▶ [INSTRUCTIONS TO FOLLOW]: Across the data, every line with the word "août" counts once; state the total alone.
[[ SOURCE DATA, beginning ]]
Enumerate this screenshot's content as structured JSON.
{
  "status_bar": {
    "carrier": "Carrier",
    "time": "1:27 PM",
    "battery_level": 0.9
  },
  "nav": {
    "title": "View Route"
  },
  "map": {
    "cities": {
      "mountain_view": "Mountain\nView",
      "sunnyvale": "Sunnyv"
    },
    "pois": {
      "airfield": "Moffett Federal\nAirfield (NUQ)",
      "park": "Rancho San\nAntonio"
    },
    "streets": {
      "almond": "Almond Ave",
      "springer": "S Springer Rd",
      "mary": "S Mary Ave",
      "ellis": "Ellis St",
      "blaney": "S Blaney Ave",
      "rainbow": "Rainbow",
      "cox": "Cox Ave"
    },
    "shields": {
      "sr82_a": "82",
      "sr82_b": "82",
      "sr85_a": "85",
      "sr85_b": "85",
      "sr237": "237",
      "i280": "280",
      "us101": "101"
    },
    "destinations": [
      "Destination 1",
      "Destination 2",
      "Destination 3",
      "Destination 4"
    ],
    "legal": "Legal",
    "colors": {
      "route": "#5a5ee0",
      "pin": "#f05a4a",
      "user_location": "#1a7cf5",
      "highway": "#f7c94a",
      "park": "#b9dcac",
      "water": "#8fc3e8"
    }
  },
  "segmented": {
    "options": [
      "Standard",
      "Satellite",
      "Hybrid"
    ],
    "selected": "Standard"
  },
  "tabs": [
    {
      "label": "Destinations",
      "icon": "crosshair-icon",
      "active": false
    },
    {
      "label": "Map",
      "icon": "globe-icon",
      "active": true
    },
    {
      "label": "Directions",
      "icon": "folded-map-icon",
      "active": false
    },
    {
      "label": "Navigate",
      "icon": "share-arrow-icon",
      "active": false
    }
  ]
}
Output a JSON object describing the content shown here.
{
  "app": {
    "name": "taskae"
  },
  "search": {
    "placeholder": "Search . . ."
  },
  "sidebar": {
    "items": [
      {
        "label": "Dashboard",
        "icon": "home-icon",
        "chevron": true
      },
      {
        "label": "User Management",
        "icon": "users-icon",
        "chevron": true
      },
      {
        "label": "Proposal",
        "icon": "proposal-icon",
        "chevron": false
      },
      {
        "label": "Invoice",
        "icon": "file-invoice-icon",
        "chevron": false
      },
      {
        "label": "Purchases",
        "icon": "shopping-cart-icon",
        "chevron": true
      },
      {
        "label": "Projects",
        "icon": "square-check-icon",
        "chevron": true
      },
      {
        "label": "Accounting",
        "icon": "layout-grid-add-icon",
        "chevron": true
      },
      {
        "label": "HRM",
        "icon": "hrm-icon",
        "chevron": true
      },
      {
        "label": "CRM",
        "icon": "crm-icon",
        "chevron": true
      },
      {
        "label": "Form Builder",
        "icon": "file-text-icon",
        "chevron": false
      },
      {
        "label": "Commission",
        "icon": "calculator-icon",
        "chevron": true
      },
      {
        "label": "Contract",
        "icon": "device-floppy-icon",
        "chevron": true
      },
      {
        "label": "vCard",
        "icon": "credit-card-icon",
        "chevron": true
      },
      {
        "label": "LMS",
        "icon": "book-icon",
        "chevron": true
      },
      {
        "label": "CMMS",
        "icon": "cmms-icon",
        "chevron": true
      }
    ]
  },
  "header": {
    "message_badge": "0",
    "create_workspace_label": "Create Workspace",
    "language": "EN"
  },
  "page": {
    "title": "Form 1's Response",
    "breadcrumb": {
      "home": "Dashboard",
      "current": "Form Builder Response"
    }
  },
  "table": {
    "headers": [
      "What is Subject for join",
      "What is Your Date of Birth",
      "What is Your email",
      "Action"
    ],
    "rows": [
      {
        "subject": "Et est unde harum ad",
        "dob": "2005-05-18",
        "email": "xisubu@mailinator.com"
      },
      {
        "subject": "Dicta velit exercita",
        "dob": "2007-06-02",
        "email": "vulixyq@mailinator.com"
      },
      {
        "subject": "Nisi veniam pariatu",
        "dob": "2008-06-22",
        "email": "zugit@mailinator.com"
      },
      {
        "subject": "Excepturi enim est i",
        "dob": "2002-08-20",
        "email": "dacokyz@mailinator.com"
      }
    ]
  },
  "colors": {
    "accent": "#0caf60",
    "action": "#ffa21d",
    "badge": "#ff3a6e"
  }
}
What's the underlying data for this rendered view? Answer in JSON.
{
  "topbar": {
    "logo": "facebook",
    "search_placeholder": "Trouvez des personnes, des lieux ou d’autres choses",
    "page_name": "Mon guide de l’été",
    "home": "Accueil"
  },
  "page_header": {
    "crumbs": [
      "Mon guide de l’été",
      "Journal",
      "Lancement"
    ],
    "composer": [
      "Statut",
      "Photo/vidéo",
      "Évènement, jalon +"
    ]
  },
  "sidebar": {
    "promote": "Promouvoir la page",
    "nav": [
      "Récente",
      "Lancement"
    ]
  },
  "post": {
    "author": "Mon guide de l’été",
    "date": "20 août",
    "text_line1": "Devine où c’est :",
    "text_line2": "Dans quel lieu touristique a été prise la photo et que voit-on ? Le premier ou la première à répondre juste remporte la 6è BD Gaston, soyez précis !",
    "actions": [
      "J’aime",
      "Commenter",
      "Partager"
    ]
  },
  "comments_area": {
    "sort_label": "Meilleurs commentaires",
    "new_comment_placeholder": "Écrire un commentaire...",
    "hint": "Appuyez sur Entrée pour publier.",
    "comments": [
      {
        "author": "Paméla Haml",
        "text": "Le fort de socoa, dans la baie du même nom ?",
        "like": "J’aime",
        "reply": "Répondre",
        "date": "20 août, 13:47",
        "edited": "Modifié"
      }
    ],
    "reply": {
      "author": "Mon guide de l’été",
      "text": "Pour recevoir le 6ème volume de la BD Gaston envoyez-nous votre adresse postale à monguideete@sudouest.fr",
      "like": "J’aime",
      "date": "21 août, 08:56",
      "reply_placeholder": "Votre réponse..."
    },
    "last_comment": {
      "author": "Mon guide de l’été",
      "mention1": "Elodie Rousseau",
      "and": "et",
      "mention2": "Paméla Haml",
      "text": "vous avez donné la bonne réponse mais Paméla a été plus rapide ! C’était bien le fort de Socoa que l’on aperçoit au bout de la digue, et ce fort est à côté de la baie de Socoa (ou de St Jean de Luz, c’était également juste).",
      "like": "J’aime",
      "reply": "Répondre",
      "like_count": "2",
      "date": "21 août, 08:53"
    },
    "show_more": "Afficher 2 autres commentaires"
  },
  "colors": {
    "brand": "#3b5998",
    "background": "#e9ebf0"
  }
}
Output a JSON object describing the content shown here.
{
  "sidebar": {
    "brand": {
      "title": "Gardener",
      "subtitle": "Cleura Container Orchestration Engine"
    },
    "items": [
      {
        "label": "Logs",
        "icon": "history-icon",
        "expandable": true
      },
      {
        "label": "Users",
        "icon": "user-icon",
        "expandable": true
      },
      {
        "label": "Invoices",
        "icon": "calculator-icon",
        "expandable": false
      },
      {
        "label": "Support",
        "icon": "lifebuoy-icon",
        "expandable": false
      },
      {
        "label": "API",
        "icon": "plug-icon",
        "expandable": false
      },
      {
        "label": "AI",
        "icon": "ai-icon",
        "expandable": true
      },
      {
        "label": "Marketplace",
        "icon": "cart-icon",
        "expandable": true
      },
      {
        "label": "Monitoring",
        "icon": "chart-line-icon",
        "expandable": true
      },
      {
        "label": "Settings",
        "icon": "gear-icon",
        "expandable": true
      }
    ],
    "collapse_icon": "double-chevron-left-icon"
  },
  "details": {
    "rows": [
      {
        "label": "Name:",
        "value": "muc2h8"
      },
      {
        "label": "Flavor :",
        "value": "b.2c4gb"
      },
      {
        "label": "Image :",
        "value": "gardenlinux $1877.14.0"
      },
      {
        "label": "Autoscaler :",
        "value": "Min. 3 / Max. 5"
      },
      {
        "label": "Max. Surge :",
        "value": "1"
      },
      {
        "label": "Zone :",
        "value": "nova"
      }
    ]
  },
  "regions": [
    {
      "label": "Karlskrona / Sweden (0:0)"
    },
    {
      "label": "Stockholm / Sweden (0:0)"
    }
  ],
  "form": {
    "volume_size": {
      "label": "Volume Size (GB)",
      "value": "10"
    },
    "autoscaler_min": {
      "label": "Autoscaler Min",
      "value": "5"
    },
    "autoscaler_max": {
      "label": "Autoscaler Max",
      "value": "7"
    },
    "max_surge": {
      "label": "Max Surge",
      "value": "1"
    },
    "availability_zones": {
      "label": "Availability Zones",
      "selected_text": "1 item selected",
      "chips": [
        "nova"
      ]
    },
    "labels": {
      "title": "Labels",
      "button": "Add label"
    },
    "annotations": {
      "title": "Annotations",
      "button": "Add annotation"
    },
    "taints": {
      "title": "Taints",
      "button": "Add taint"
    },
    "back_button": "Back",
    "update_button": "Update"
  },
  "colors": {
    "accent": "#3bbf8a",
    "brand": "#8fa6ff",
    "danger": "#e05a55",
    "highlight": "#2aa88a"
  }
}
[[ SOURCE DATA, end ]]
▶ [RESPONSE TO THE TASK]: 4